The Israeli capital Tel Aviv made a show of solidarity with Lebanon yesterday by lighting up its municipality building with the image of the Lebanese flag, marking a rare break from the recent increased tensions between the two states.
The flag on the city hall followed the catastrophic explosion in Beirut on Tuesday, which rocked the Lebanese capital and destroyed a large section of its port. At least 135 people were killed and over 5,000 were injured in the blast. Around 300,000 of the city’s residents are now homeless as a result of the blast and its shockwave.
“Humanity comes before any conflict,” said Tel Aviv’s Mayor Ron Huldai yesterday, “and our hearts are with the Lebanese people following this terrible disaster.”
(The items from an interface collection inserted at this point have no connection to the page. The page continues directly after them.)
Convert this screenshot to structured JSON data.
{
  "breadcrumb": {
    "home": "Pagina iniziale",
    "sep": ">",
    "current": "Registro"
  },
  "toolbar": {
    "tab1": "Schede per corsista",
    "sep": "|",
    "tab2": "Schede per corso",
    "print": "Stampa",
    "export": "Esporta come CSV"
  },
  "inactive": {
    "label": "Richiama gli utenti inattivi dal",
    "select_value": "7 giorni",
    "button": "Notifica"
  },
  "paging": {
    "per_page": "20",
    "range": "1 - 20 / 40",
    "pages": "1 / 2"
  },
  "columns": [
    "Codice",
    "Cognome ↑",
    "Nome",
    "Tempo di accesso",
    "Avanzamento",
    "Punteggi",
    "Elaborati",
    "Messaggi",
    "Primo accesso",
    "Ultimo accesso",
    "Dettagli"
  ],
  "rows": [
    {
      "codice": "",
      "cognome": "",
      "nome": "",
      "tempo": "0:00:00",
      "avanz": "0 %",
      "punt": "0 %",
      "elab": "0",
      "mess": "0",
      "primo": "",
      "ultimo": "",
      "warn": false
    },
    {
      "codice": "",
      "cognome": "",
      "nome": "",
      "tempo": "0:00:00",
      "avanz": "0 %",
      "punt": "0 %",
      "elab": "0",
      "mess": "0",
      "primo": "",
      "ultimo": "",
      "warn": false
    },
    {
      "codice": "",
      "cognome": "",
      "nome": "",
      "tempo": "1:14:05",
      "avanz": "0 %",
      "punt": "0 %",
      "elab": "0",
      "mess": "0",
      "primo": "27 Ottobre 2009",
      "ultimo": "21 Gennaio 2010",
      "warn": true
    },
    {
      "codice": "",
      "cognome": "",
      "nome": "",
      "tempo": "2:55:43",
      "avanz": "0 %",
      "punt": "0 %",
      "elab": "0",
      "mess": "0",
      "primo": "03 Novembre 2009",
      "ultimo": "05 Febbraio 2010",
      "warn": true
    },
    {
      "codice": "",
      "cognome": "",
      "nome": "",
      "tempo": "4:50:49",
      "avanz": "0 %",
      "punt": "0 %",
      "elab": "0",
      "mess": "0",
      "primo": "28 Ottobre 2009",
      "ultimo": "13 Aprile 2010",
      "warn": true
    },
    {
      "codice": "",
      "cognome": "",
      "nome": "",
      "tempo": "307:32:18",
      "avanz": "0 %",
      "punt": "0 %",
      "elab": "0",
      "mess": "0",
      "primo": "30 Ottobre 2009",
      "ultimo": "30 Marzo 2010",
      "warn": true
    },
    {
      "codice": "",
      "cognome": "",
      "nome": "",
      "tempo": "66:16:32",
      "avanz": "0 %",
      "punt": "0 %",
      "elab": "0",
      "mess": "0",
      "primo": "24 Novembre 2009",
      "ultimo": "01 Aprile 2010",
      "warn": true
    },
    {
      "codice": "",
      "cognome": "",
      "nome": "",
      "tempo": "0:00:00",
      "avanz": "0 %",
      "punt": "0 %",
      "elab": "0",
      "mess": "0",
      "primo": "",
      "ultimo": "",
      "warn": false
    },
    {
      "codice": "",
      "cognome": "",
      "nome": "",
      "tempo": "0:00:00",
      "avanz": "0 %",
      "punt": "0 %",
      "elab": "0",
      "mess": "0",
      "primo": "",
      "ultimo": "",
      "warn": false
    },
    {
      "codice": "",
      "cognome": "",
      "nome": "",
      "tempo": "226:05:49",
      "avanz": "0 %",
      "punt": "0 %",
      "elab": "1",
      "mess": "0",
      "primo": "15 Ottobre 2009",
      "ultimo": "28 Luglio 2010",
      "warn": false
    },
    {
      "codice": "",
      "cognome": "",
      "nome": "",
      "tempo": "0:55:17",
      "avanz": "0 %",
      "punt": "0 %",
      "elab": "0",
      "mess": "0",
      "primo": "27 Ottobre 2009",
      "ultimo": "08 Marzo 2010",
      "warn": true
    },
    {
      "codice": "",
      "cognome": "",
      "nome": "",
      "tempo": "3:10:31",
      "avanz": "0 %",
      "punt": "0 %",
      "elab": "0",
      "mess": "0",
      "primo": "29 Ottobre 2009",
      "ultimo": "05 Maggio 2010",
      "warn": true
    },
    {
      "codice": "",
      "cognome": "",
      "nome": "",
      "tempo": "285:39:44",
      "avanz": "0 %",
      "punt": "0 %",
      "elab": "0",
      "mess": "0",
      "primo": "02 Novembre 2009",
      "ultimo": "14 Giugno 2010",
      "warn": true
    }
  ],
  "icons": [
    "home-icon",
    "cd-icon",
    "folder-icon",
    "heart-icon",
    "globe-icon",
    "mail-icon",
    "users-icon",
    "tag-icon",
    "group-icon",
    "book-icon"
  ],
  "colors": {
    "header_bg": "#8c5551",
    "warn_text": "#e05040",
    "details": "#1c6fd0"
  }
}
Israeli Prime Minister Benjamin Netanyahu also made a rare reconciliatory statement towards Lebanon: “On behalf of the Israeli government, I send my condolences to the people of Lebanon. Yesterday, there was a very big disaster. We are prepared to extend humanitarian aid as human beings to human beings.”
Not everyone within Israel has reacted well to Netanyahu’s offer and to Tel Aviv’s display of the Lebanese flag. The Prime Minister’s own son, Yair Netanyahu, tweeted that, “Displaying the flag of an enemy state is a criminal offence!!!!” Israel and Lebanon are technically still at war with each other. A former member of the Israeli Knesset also refused to express solidarity, calling the blast “a gift from God.”
The explosion and Tel Aviv’s solidarity comes amid increasing tension between the two neighbours over the past year. Concerns have grown about a renewed military confrontation between Israeli forces and the Iran-backed Hezbollah in Southern Lebanon.
Despite both sides saying that they do not intend to engage in armed conflict, Israel has been reinforcing its northern border and an altercation occurred between the two at the end of last month. This led Lebanon to announce that it is prepared to defend itself in the event of more attacks against its southern region.
At first thought to be caused by fireworks, the explosion was actually caused by 2,750 tons of ammonium nitrate stored in a warehouse at the port for the past six years. Despite orders to have it removed and disposed of safely, this was not done. Many people in Lebanon are now blaming rampant corruption and misgovernment within the country for this situation and the almost inevitable blast which resulted.